(Items from an interface collection)
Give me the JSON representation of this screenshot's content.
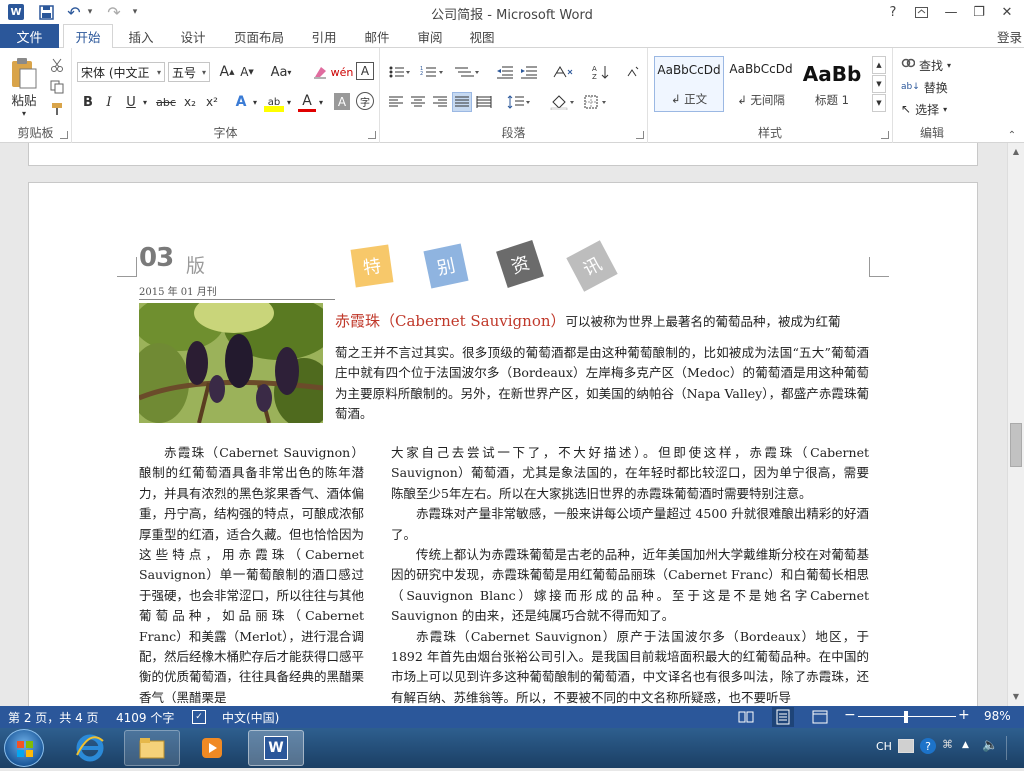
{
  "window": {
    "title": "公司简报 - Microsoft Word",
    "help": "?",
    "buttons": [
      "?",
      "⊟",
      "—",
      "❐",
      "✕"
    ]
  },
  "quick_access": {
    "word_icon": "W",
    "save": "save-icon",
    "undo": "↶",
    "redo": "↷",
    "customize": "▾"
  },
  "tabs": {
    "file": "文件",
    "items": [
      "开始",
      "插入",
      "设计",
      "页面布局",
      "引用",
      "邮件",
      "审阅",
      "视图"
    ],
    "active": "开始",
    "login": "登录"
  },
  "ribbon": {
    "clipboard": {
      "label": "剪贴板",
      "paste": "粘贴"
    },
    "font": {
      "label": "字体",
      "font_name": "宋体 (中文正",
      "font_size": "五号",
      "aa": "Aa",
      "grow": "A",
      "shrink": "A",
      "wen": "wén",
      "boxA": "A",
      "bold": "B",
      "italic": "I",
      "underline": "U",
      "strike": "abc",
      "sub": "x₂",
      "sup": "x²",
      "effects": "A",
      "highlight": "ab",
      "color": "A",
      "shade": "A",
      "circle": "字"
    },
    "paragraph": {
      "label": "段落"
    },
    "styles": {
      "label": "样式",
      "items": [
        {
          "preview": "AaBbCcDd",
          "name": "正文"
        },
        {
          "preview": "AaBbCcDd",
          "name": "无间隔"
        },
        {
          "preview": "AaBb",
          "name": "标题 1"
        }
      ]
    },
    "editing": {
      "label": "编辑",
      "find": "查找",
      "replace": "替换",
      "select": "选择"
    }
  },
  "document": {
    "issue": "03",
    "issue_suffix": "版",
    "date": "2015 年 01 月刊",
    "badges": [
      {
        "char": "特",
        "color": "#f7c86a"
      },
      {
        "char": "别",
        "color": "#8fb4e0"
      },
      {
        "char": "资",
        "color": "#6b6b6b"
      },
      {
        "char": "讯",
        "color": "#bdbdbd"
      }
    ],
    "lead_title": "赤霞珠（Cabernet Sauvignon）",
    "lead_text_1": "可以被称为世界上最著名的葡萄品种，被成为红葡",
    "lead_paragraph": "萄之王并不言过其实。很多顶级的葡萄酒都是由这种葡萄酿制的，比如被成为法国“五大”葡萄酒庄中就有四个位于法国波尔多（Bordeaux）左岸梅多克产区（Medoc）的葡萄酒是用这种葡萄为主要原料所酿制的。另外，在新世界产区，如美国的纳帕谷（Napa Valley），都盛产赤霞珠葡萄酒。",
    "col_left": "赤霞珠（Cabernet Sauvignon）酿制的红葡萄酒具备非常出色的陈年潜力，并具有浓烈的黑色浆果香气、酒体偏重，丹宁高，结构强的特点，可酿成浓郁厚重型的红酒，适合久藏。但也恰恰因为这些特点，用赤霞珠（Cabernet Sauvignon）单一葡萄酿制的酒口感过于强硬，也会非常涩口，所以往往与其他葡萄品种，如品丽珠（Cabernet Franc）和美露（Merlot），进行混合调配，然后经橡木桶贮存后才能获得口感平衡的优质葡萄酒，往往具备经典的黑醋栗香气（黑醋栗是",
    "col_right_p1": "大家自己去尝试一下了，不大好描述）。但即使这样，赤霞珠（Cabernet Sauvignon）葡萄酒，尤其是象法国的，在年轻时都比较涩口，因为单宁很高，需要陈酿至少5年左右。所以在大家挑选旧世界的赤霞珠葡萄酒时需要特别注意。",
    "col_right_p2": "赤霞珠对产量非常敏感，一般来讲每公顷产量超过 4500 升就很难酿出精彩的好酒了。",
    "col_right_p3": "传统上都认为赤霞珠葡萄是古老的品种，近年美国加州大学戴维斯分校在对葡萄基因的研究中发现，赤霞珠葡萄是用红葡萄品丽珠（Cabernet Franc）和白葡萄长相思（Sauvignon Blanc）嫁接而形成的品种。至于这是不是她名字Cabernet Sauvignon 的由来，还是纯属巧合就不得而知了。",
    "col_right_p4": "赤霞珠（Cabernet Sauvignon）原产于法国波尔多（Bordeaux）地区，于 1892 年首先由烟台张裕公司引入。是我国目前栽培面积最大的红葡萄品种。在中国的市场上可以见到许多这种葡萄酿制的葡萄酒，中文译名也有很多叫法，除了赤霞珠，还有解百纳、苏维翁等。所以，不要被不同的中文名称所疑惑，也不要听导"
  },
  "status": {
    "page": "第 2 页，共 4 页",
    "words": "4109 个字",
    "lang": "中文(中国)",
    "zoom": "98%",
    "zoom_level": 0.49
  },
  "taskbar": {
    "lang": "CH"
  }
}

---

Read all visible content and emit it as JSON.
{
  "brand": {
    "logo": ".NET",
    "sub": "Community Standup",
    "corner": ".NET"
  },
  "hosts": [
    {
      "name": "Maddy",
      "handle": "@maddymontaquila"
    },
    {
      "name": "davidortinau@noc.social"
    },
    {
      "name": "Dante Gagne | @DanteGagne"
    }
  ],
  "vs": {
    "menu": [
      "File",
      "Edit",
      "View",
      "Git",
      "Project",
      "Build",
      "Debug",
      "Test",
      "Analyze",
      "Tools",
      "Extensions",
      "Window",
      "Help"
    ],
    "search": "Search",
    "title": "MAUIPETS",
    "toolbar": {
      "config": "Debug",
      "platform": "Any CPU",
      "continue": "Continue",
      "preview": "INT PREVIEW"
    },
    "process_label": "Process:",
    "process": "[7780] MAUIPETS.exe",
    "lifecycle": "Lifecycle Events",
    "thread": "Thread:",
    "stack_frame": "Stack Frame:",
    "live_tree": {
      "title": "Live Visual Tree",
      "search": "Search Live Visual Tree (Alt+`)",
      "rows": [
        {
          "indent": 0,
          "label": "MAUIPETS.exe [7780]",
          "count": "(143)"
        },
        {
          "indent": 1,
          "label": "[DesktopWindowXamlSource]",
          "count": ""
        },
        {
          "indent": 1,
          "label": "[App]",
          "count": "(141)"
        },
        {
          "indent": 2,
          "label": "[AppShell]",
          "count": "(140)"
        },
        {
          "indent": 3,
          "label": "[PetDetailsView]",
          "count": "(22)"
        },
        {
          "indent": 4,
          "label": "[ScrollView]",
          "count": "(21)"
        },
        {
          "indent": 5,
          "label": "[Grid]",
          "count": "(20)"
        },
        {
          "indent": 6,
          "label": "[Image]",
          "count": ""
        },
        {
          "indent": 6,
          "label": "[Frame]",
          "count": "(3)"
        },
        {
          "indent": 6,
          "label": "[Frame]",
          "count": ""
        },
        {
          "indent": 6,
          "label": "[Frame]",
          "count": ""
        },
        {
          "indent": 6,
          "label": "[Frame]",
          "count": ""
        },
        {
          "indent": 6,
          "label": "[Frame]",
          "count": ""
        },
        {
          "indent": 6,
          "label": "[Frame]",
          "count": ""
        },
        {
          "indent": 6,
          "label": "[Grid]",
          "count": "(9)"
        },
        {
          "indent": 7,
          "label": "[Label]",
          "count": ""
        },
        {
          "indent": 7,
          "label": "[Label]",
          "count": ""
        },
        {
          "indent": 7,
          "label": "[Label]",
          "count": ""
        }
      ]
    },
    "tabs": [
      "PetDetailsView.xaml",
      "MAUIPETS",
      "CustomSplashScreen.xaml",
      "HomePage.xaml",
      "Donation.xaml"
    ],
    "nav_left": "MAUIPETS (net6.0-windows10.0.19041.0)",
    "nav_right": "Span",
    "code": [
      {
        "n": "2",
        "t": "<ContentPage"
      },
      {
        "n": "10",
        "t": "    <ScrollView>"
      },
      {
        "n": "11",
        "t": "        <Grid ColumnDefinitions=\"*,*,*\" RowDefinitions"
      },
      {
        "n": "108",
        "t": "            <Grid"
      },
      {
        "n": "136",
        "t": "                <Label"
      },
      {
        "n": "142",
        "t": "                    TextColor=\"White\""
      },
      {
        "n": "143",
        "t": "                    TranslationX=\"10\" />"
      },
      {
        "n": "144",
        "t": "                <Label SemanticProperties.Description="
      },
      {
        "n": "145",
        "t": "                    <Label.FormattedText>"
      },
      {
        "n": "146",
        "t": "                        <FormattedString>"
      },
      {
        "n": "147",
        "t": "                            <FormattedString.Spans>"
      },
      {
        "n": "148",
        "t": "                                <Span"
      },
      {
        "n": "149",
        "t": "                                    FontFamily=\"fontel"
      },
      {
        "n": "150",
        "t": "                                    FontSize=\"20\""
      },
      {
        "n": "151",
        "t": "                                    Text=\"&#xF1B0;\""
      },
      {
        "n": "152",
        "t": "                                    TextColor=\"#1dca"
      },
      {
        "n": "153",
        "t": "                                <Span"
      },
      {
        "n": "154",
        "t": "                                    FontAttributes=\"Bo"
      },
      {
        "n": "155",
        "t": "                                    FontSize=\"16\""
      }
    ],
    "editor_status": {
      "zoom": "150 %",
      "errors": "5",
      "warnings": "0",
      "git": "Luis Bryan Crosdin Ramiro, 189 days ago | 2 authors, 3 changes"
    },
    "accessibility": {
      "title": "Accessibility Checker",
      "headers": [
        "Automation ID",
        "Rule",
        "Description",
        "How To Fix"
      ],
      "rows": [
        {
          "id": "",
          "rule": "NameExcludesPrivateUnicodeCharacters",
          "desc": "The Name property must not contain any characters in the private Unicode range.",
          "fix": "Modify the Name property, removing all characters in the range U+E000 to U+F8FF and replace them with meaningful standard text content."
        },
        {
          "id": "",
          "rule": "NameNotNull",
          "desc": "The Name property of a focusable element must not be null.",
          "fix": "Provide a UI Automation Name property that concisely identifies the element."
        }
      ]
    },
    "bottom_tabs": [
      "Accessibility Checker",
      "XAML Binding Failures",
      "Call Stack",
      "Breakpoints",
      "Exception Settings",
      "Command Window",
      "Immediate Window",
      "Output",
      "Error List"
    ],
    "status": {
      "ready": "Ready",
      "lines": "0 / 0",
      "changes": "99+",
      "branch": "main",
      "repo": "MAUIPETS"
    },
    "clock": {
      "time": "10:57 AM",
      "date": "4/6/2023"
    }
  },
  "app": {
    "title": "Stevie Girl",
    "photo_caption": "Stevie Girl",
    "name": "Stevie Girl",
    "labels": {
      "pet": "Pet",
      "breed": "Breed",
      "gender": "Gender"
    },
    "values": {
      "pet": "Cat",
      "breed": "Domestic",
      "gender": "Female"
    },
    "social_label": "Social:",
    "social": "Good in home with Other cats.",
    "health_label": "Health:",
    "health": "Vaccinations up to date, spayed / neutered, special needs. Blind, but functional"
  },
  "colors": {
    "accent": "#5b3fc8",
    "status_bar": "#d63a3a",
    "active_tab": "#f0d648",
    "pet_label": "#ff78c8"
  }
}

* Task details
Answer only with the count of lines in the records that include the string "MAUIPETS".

* Solved exercise
6